The success of the Peace Corps community and congressional champions in the recent past provided some very tangible results. One thousand additional volunteers in the field, the return of Peace Corps programs in Indonesia, Sierra Leone and Colombia, and an increase in the volunteer readjustment allowance, are among the steps forward. While the initial work on the Fiscal Year 2012 budget for Peace Corps is generally positive, there is a long way to go and much advocacy remains.
- In considering funding cuts to federal programs, an exception should be made for the Peace Corps, because Peace Corps is an exceptional program. We must continue to provide strong funding to support the Peace Corps.

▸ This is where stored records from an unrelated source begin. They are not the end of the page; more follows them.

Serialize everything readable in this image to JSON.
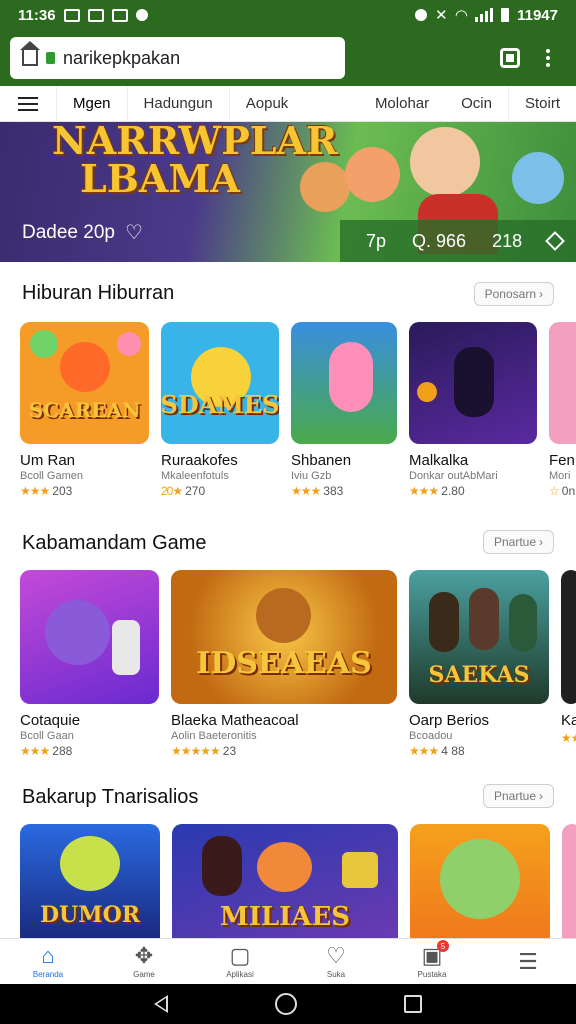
{
  "status": {
    "time": "11:36",
    "clock_right": "11947",
    "icons": [
      "image-icon",
      "message-icon",
      "mail-icon",
      "notify-icon"
    ]
  },
  "browser": {
    "url": "narikepkpakan",
    "icons": [
      "home-icon",
      "lock-icon",
      "tab-switcher-icon",
      "more-icon"
    ]
  },
  "tabs": [
    "Mgen",
    "Hadungun",
    "Aopuk",
    "Molohar",
    "Ocin",
    "Stoirt"
  ],
  "banner": {
    "title_line1": "NARRWPLAR",
    "title_line2": "LBAMA",
    "subtitle": "Dadee 20p",
    "stats": [
      "7p",
      "Q. 966",
      "218"
    ]
  },
  "sections": [
    {
      "title": "Hiburan Hiburran",
      "more": "Ponosarn",
      "cards": [
        {
          "art": "SCAREAN",
          "name": "Um Ran",
          "sub": "Bcoll Gamen",
          "stars": "★★★",
          "rating": "203",
          "bg": "#f59b28",
          "art_color": "#f6c63a"
        },
        {
          "art": "SDAMES",
          "name": "Ruraakofes",
          "sub": "Mkaleenfotuls",
          "stars": "20★",
          "rating": "270",
          "bg": "#37b5e8",
          "art_color": "#f6c63a"
        },
        {
          "art": "",
          "name": "Shbanen",
          "sub": "Iviu Gzb",
          "stars": "★★★",
          "rating": "383",
          "bg": "#4aa94a",
          "art_color": "#ff7fa8"
        },
        {
          "art": "",
          "name": "Malkalka",
          "sub": "Donkar outAbMari",
          "stars": "★★★",
          "rating": "2.80",
          "bg": "#3a2a7a",
          "art_color": "#f6c63a"
        },
        {
          "art": "",
          "name": "Fen",
          "sub": "Mori",
          "stars": "☆",
          "rating": "0n",
          "bg": "#f3a0c0",
          "art_color": "#f6c63a"
        }
      ]
    },
    {
      "title": "Kabamandam Game",
      "more": "Pnartue",
      "cards": [
        {
          "art": "",
          "name": "Cotaquie",
          "sub": "Bcoll Gaan",
          "stars": "★★★",
          "rating": "288",
          "bg": "#8a3ad8",
          "art_color": "#f6c63a"
        },
        {
          "art": "IDSEAEAS",
          "name": "Blaeka Matheacoal",
          "sub": "Aolin Baeteronitis",
          "stars": "★★★★★",
          "rating": "23",
          "bg": "#c26a12",
          "art_color": "#f6c63a"
        },
        {
          "art": "SAEKAS",
          "name": "Oarp Berios",
          "sub": "Bcoadou",
          "stars": "★★★",
          "rating": "4 88",
          "bg": "#2f6a3a",
          "art_color": "#f6c63a"
        },
        {
          "art": "",
          "name": "Ka",
          "sub": "",
          "stars": "★★",
          "rating": "",
          "bg": "#202020",
          "art_color": "#f6c63a"
        }
      ]
    },
    {
      "title": "Bakarup Tnarisalios",
      "more": "Pnartue",
      "cards": [
        {
          "art": "DUMOR",
          "name": "",
          "sub": "",
          "stars": "",
          "rating": "",
          "bg": "#1f4fb8",
          "art_color": "#f6c63a"
        },
        {
          "art": "MILIAES",
          "name": "",
          "sub": "",
          "stars": "",
          "rating": "",
          "bg": "#3c3a9a",
          "art_color": "#f6c63a"
        },
        {
          "art": "",
          "name": "",
          "sub": "",
          "stars": "",
          "rating": "",
          "bg": "#f07a1c",
          "art_color": "#f6c63a"
        },
        {
          "art": "",
          "name": "",
          "sub": "",
          "stars": "",
          "rating": "",
          "bg": "#f3a0c0",
          "art_color": "#f6c63a"
        }
      ]
    }
  ],
  "bottom_nav": [
    {
      "icon": "home-icon",
      "label": "Beranda",
      "active": true
    },
    {
      "icon": "games-icon",
      "label": "Game",
      "active": false
    },
    {
      "icon": "apps-icon",
      "label": "Aplikasi",
      "active": false
    },
    {
      "icon": "heart-icon",
      "label": "Suka",
      "active": false
    },
    {
      "icon": "library-icon",
      "label": "Pustaka",
      "active": false,
      "badge": "5"
    },
    {
      "icon": "menu-icon",
      "label": "",
      "active": false
    }
  ],
  "colors": {
    "accent_green": "#2c6b1f",
    "nav_active": "#1a73e8",
    "star": "#f2a01a"
  }
}
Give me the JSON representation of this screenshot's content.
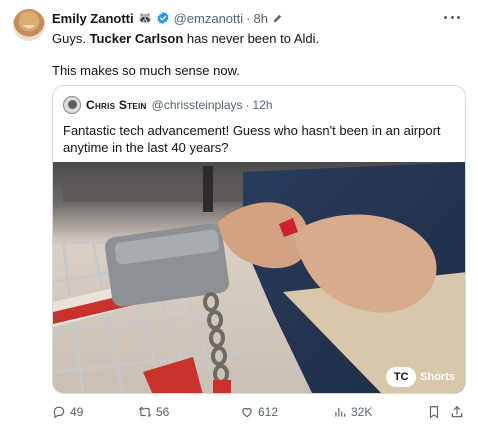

- This is especially the case given the relatively insignificant amount of funding provided for the Peace Corps, and the tremendous contributions Peace Corps Volunteers and Returned Peace Corps Volunteers make to our country and the world. One example of how little we spend on Peace Corps: If you add up every dollar spent on Peace Corps over the past 50 years, the cost is less than one day of our current federal budget.
Where Things Stand:
Although developments may be fast-changing and fluid during September, here is what we can tell you.:
- In the current fiscal Year (Fiscal Year 2011), Peace Corps experienced a 6.5% decrease in its funding, from $400 million down to $374 million.
- In the House of Representatives, the Appropriations Subcommittee on State/Foreign Operations supported no further cuts to Peace Corps funding. This was significant considering they were dealing with an overall budget that was 18% below the funding levels of the past two years.
- The next anticipated House action for Peace Corps and other State/Foreign Operations funding is the full Appropriations Committee.
- The Senate Appropriations Committee has not yet taken action on the State/Foreign Operations budget.
Resources to Help You Prepare:
- Summary Paper: Read our summary paper with key facts, quotes and other information.